A major hurdle in brain-machine interfaces (BMI) is the lack of an implantable neural interface system that remains viable for a lifetime. This paper explores the fundamental system design trade-offs and ultimate size, power, and bandwidth scaling limits of neural recording systems built from low-power CMOS circuitry coupled with ultrasonic power delivery and backscatter communication. In particular, we propose an ultra-miniature as well as extremely compliant system that enables massive scaling in the number of neural recordings from the brain while providing a path towards truly chronic BMI.
These goals are achieved via two fundamental technology innovations:
1) thousands of 10 – 100 micron scale, free-floating, independent sensor nodes, or neural dust that detect and report local extracellular electrophysiological data, and
2) a sub-cranial interrogator that establishes power and communication links with the neural dust.
For 100 micron scale sensing nodes embedded 2 mm into the brain, ultrasonic power transmission can enable 7 % efficiency power links (-11.6 dB), resulting in a received power of 500 W with a 1 square mm interrogator, which is over 10 million times more than EM transmission at similar scale (40 pW). Extreme efficiency of ultrasonic transmission and CMOS front-ends can enable the scaling of the sensing nodes down to 10’s of microns
Dr. Michel Maharbiz: Neural dust system diagram showing the placement of ultrasonic interrogator under the skull and the independent neural dust sensing nodes dispersed throughout the brain.
Different materials or designs are needed to scale down further
Re-design of neural dust node
The scaling of both active and passive node implementations presented above is limited by the noise requirement of the front-end architectures, which is determined by the achievable differential signals between the electrodes. Decoupling the inherent tradeoff between the size of individual implants and the achievable SNR can improve the scaling of these implementations.
Re-thinking the design of neural dust can enhance its scalability. Since the trade-off derives directly not from the neural dust dimension, but from electrode separation, one approach may be to add very small footprint (1 – 5 micron wide) “tails” which position a single (or multiple) electrode relatively far (over 50 – 100 micron) from the base of the neural dust implant.

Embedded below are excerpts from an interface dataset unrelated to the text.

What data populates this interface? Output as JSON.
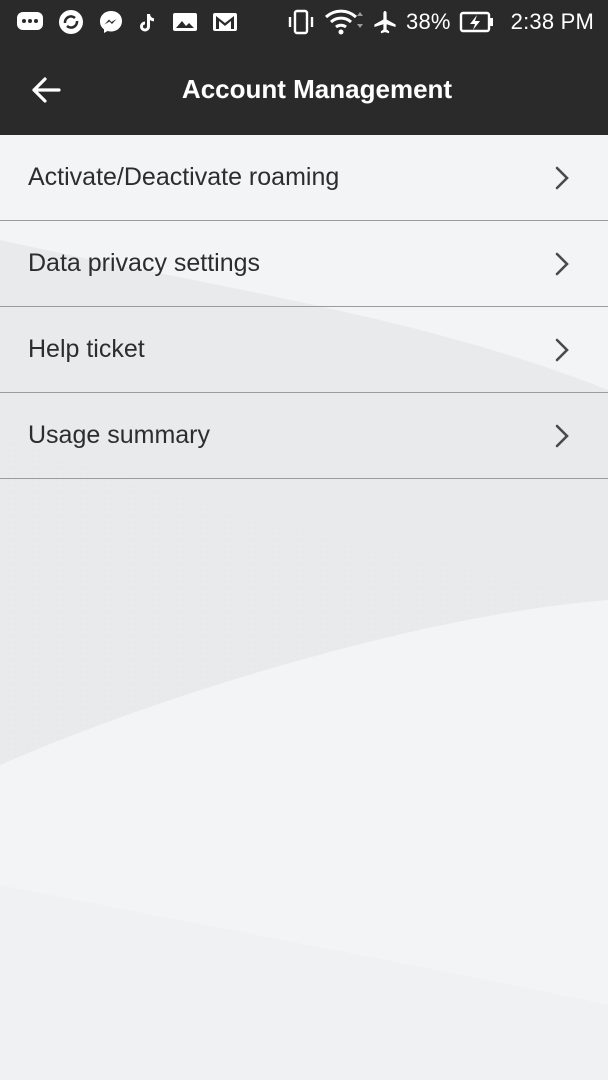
{
  "status_bar": {
    "time": "2:38 PM",
    "battery_percent": "38%",
    "left_icons": [
      "messaging-icon",
      "sync-app-icon",
      "messenger-icon",
      "tiktok-icon",
      "gallery-icon",
      "gmail-icon"
    ],
    "right_icons": [
      "vibrate-icon",
      "wifi-icon",
      "airplane-icon",
      "battery-charging-icon"
    ]
  },
  "app_bar": {
    "title": "Account Management",
    "back_icon": "arrow-left-icon"
  },
  "menu": {
    "items": [
      {
        "label": "Activate/Deactivate roaming",
        "icon": "chevron-right-icon"
      },
      {
        "label": "Data privacy settings",
        "icon": "chevron-right-icon"
      },
      {
        "label": "Help ticket",
        "icon": "chevron-right-icon"
      },
      {
        "label": "Usage summary",
        "icon": "chevron-right-icon"
      }
    ]
  },
  "colors": {
    "header_bg": "#2a2a2a",
    "page_bg": "#f3f4f6",
    "text": "#2d2d2d",
    "divider": "#9c9c9c"
  }
}
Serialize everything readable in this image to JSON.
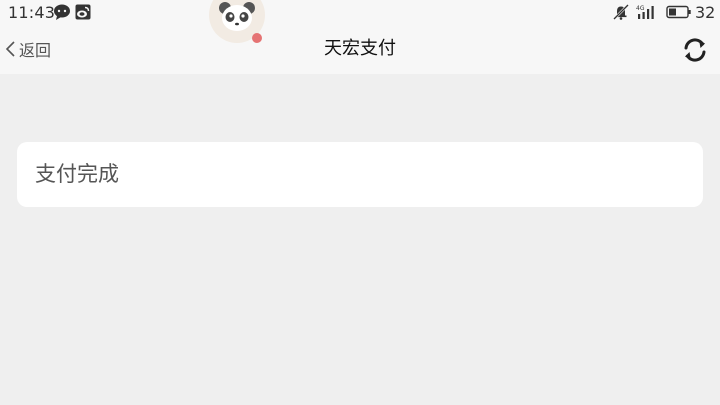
{
  "status_bar": {
    "time": "11:43",
    "battery_percent": "32",
    "icons": [
      "chat-bubble-icon",
      "weibo-icon",
      "mute-bell-icon",
      "4g-signal-icon",
      "battery-icon"
    ]
  },
  "nav": {
    "back_label": "返回",
    "title": "天宏支付",
    "refresh_icon": "refresh-icon"
  },
  "content": {
    "status_text": "支付完成"
  },
  "colors": {
    "background": "#efefef",
    "header": "#f7f7f7",
    "card": "#ffffff",
    "notification_dot": "#e57373"
  }
}
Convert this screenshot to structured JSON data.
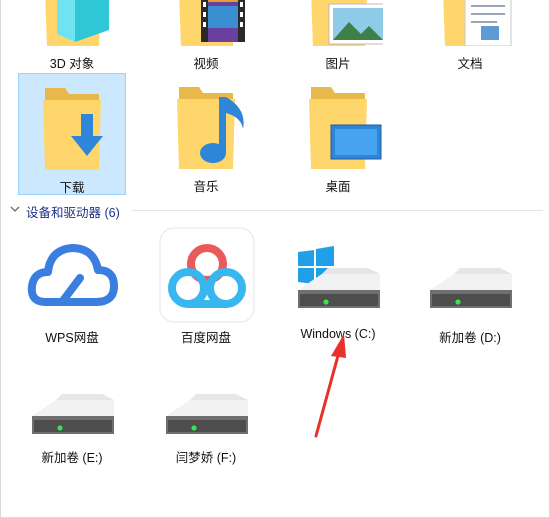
{
  "folders": [
    {
      "label": "3D 对象",
      "icon": "3d-objects-folder-icon"
    },
    {
      "label": "视频",
      "icon": "videos-folder-icon"
    },
    {
      "label": "图片",
      "icon": "pictures-folder-icon"
    },
    {
      "label": "文档",
      "icon": "documents-folder-icon"
    },
    {
      "label": "下载",
      "icon": "downloads-folder-icon",
      "selected": true
    },
    {
      "label": "音乐",
      "icon": "music-folder-icon"
    },
    {
      "label": "桌面",
      "icon": "desktop-folder-icon"
    }
  ],
  "devices_group": {
    "title": "设备和驱动器 (6)",
    "expanded": true
  },
  "devices": [
    {
      "label": "WPS网盘",
      "icon": "wps-cloud-icon"
    },
    {
      "label": "百度网盘",
      "icon": "baidu-netdisk-icon"
    },
    {
      "label": "Windows (C:)",
      "icon": "windows-drive-icon"
    },
    {
      "label": "新加卷 (D:)",
      "icon": "drive-icon"
    },
    {
      "label": "新加卷 (E:)",
      "icon": "drive-icon"
    },
    {
      "label": "闫梦娇 (F:)",
      "icon": "drive-icon"
    }
  ],
  "colors": {
    "selection_bg": "#cce8ff",
    "group_header_text": "#1e3287",
    "folder_yellow": "#ffd66b",
    "annotation_arrow": "#e8312a",
    "windows_blue": "#1fa0e8"
  }
}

The analysis presented points to three major challenges in the realization of ultra-small, ultrasound-based neural recording systems. The first is the design and demonstration of front-ends suitable for operating within the extreme constraints of decreasing available power and decreasing SNR with scale. This could be addressed with a combination of CMOS process and design innovation as well as thinned, multi-substrate integration strategies.
The second challenge is the integration of extremely small piezoelectric transducers and CMOS electronics in a properly encapsulated package. The above discussion assumed the entire neural dust implant was encapsulated in an inert polymer or insulator film (a variety of such coatings are used routinely in neural recording devices; these include parylene, polyimide, silicon nitride and silicon dioxide, among others) while exposing two recording electrodes to the brain. The addition of “tails” as discussed above presents additional fabrication challenges.
The third challenge arises in the design and implementation of suitably sensitive sub-cranial transceivers which can operate at low power (to avoid heating between skull and brain). In addition to these three challenges, this paper does not discuss how to deliver neural dust nodes into the cortex. The most direct approach would be to implant them at the tips of fine-wire arrays similar to those already used for neural recording. Neural dust nodes would be fabricated or post-fab assembled on the tips of array shanks, held there by surface tension or resorbable layers; a recent result demonstrates a similar approach to implant untethered LEDs into neural tissue
Once inserted and free, the array shanks would be withdrawn, allowing the tissue to heal. Kinetic delivery might also be an option, but there is no existing data to evaluate what effect such a method would have on brain tissue or the devices themselves.
The trans-cranial transmitter design also introduces multi-interrogator, multi-node communication possibilities that will need to be developed in order to enable the large number of recording sites envisioned in this paper. Because the neural dust nodes are smaller than a wavelength, the reflected signals will be subject to diffraction. With multiple nodes embedded and sufficiently wide transceivers, this presents an interesting inverse problem of potential benefit in resolving signals from different nodes. An alternative approach to multi-node communication would be to fabricate nodes with a variety of resonant frequencies and use frequency discrimination (i.e., each dust transmits on its own frequency channel).
Lastly, neural dust nodes with aspect ratios close to 1:1:1 will not only couple energy into modes along the two axes perpendicular to the transmission axis, they will also re-radiate along those axes. This means nodes lying near each other on a “horizontal” plane (relative to the top surface of the cortex) may see inter-node signal mixing. This has interesting implications for node-to-node communication.
Lastly, one of the more compelling possibilities would be to harness the considerable volume of research that has gone into micro- and nanoelectromechanical RF resonators (which easily operate in the MHz range and thin-film piezoelectric transducers to produce devices with better power coupling as a function of scale, thus facilitating extremely small (10’s of microns) dust nodes. This remains an open opportunity.